▸ Instructions to follow
Check each line of the listing for the string "Configures". Copy those where it appears.

(Source data begins)

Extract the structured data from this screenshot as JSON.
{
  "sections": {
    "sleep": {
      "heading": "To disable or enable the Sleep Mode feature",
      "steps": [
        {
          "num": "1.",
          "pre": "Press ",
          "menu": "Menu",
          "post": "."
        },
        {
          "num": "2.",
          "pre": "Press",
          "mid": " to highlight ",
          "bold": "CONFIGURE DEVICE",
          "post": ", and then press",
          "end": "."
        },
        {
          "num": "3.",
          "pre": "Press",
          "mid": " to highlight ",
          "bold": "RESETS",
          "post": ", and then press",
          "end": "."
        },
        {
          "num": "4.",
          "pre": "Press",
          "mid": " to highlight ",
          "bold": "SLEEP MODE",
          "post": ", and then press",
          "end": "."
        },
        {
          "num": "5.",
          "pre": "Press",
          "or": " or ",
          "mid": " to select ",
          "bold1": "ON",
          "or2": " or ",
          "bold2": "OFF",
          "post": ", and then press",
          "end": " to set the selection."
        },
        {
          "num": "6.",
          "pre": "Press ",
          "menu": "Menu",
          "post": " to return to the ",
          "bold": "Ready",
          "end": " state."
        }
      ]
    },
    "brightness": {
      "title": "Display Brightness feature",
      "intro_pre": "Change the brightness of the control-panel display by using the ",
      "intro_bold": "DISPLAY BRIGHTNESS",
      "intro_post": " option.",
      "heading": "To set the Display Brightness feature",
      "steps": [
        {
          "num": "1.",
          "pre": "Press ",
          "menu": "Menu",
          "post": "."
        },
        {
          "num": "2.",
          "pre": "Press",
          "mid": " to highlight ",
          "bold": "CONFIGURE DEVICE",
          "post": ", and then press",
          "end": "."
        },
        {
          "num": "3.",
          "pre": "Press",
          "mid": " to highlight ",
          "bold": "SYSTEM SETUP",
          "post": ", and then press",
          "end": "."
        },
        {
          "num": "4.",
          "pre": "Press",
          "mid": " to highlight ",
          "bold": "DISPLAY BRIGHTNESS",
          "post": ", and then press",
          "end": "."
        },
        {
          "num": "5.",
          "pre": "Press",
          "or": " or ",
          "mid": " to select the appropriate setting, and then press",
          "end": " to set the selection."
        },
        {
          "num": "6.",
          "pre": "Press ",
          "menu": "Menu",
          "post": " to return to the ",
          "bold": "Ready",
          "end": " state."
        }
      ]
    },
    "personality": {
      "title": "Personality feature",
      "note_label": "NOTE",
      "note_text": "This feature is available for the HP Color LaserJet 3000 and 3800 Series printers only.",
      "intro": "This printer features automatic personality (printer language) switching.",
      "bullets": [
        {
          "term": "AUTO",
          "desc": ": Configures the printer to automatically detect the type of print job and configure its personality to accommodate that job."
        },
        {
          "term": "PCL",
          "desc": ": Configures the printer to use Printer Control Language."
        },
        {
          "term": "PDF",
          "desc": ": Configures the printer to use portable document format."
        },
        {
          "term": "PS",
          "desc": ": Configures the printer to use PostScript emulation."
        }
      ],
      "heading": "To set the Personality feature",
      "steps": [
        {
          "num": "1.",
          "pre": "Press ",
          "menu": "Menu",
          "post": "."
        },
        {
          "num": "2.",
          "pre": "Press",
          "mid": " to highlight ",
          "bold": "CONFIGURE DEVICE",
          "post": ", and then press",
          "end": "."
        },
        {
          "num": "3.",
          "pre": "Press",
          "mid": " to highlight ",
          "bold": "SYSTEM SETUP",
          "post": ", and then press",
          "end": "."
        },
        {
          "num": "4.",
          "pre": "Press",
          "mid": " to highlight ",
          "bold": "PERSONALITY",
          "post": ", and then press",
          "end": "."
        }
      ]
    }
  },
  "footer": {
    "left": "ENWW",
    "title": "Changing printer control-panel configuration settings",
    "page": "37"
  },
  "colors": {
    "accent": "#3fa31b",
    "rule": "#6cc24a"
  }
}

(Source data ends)
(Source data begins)

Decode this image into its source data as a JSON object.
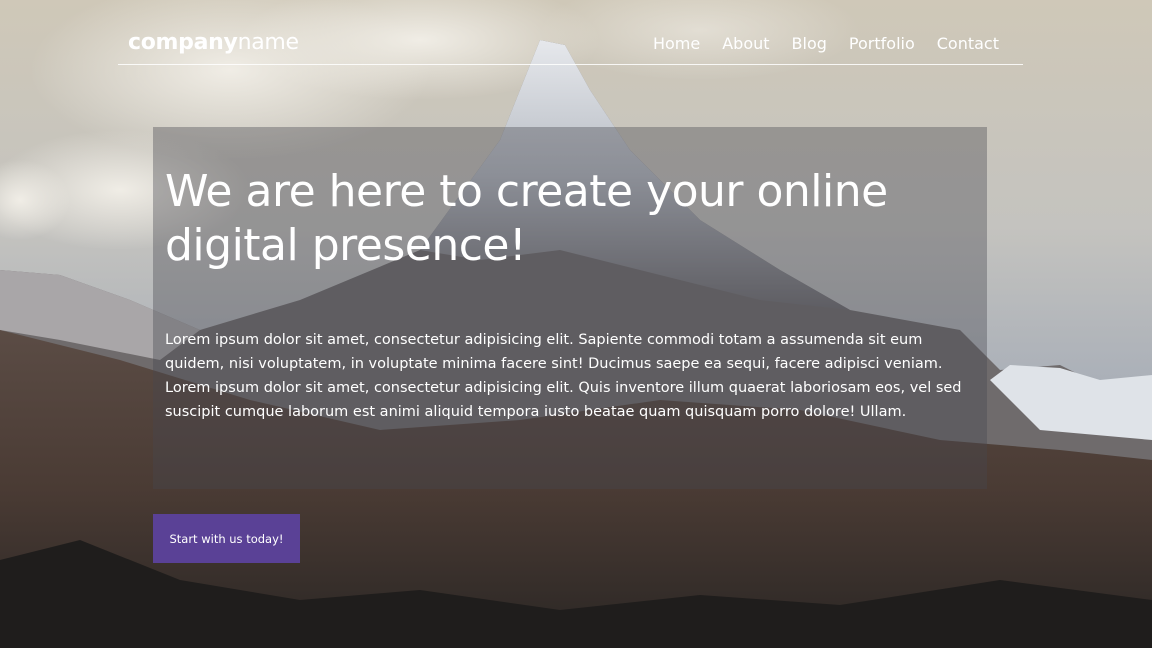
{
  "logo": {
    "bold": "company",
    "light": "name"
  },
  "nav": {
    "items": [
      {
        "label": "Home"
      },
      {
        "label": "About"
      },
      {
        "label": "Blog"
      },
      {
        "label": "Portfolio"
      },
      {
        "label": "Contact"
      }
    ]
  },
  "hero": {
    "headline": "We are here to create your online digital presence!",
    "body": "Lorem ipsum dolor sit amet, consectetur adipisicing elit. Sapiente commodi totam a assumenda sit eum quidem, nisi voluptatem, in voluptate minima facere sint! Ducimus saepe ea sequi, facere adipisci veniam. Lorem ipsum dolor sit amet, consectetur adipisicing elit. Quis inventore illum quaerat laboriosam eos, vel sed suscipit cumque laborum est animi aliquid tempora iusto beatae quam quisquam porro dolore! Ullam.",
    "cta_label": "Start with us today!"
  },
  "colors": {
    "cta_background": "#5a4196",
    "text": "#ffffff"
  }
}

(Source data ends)
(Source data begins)

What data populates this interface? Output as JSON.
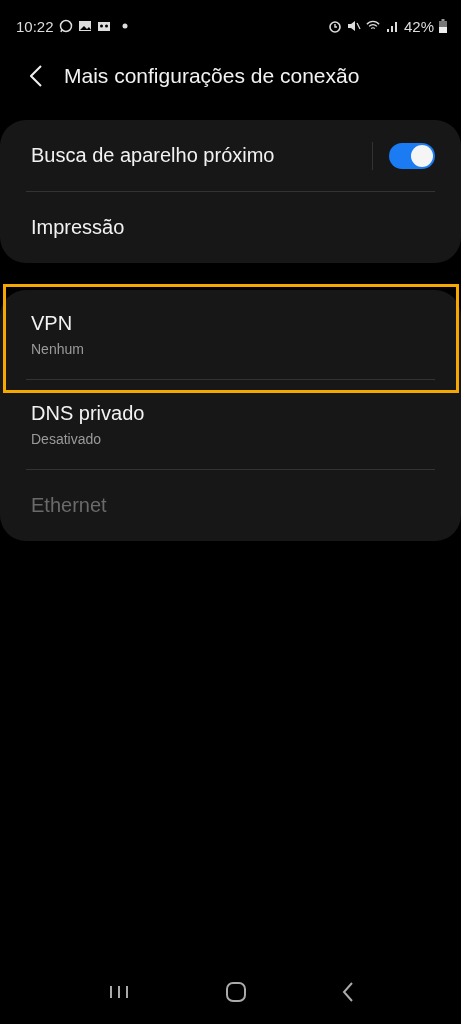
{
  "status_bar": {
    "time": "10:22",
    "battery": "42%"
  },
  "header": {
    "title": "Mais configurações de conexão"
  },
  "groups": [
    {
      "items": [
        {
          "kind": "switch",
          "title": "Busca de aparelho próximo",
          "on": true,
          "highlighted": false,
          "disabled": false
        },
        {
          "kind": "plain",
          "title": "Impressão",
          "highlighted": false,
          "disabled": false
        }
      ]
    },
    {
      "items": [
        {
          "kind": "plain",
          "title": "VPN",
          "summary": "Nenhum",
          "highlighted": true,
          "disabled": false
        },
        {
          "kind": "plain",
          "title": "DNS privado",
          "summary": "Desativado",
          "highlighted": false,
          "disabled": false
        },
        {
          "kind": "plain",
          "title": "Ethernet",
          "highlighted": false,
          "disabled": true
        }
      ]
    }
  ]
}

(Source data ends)

▸ Output for this exercise
          "desc": ": Configures the printer to automatically detect the type of print job and configure its personality to accommodate that job."
          "desc": ": Configures the printer to use Printer Control Language."
          "desc": ": Configures the printer to use portable document format."
          "desc": ": Configures the printer to use PostScript emulation."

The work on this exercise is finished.